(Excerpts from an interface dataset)
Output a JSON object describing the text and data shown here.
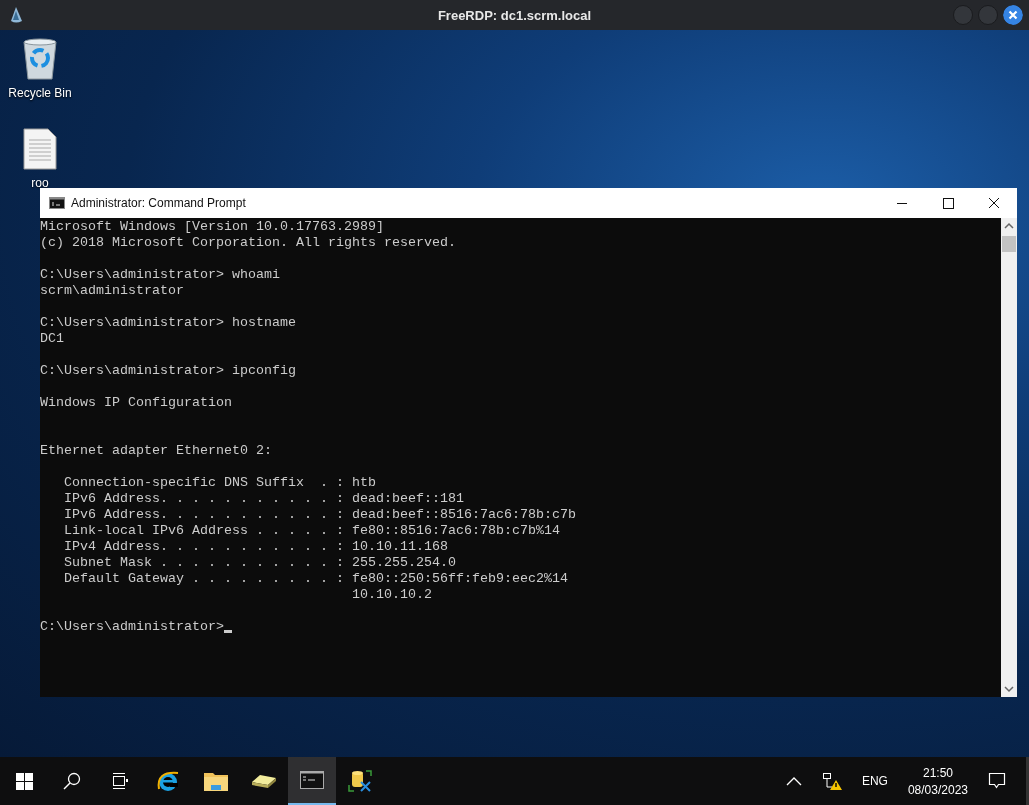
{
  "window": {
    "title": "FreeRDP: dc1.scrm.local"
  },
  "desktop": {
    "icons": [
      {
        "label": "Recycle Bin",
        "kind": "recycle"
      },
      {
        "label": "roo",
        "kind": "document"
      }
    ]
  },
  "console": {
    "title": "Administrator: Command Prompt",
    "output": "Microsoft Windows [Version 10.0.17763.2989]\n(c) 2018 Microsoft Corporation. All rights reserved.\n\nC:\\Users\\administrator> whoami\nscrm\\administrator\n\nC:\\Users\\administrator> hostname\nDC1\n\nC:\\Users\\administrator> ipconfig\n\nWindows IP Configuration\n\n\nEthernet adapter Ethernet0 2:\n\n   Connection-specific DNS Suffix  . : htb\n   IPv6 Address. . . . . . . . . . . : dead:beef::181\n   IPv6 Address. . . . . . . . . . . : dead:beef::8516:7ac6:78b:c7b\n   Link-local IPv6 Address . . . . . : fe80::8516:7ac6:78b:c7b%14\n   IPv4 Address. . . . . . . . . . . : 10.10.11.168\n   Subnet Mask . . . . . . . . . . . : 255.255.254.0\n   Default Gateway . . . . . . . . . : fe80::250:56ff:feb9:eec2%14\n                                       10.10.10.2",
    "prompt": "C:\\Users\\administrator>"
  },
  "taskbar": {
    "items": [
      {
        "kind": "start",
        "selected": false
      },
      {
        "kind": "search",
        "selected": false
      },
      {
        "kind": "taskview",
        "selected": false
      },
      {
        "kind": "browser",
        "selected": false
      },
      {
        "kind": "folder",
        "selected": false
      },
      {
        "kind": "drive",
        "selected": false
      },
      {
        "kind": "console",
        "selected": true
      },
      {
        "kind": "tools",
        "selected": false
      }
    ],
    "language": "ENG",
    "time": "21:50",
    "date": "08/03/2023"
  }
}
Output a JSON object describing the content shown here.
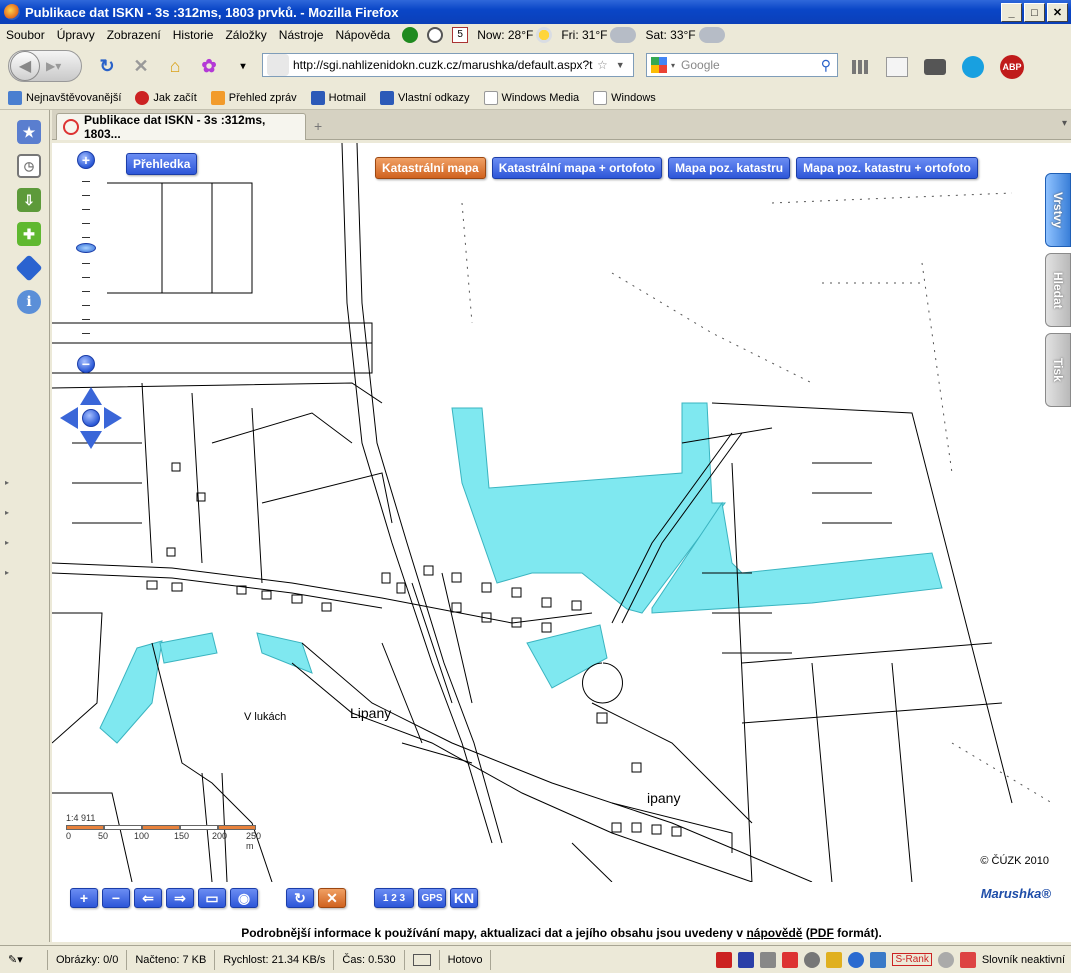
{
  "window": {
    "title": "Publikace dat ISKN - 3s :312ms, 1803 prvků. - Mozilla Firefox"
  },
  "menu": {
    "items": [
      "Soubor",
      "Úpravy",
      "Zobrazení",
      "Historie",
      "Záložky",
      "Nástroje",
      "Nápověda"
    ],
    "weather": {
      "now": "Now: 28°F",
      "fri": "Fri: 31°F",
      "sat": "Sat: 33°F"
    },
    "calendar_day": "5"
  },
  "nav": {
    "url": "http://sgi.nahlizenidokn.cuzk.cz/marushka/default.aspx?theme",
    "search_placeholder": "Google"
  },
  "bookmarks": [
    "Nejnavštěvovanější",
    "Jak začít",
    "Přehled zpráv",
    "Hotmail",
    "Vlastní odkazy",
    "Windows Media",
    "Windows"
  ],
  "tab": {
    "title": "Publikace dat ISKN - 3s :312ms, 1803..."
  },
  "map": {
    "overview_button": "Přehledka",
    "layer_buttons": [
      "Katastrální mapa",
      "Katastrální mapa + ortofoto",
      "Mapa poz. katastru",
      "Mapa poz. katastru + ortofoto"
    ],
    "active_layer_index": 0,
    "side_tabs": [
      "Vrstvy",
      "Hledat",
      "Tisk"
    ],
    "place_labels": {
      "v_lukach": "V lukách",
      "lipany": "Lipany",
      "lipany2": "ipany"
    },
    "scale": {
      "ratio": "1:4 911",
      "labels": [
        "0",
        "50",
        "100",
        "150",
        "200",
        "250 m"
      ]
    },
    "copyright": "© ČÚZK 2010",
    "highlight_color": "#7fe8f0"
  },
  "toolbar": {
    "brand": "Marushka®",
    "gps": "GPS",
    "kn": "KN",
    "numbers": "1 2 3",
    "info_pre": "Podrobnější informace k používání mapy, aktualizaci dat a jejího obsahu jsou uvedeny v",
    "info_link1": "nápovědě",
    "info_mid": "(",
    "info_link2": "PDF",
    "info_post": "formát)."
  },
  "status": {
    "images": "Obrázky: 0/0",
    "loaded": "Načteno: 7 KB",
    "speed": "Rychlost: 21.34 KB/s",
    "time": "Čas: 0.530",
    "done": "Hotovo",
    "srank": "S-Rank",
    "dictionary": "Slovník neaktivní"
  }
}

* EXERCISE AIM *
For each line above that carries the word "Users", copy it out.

* RESULT FOR THIS EXERCISE *
    "output": "Microsoft Windows [Version 10.0.17763.2989]\n(c) 2018 Microsoft Corporation. All rights reserved.\n\nC:\\Users\\administrator> whoami\nscrm\\administrator\n\nC:\\Users\\administrator> hostname\nDC1\n\nC:\\Users\\administrator> ipconfig\n\nWindows IP Configuration\n\n\nEthernet adapter Ethernet0 2:\n\n   Connection-specific DNS Suffix  . : htb\n   IPv6 Address. . . . . . . . . . . : dead:beef::181\n   IPv6 Address. . . . . . . . . . . : dead:beef::8516:7ac6:78b:c7b\n   Link-local IPv6 Address . . . . . : fe80::8516:7ac6:78b:c7b%14\n   IPv4 Address. . . . . . . . . . . : 10.10.11.168\n   Subnet Mask . . . . . . . . . . . : 255.255.254.0\n   Default Gateway . . . . . . . . . : fe80::250:56ff:feb9:eec2%14\n                                       10.10.10.2",
    "prompt": "C:\\Users\\administrator>"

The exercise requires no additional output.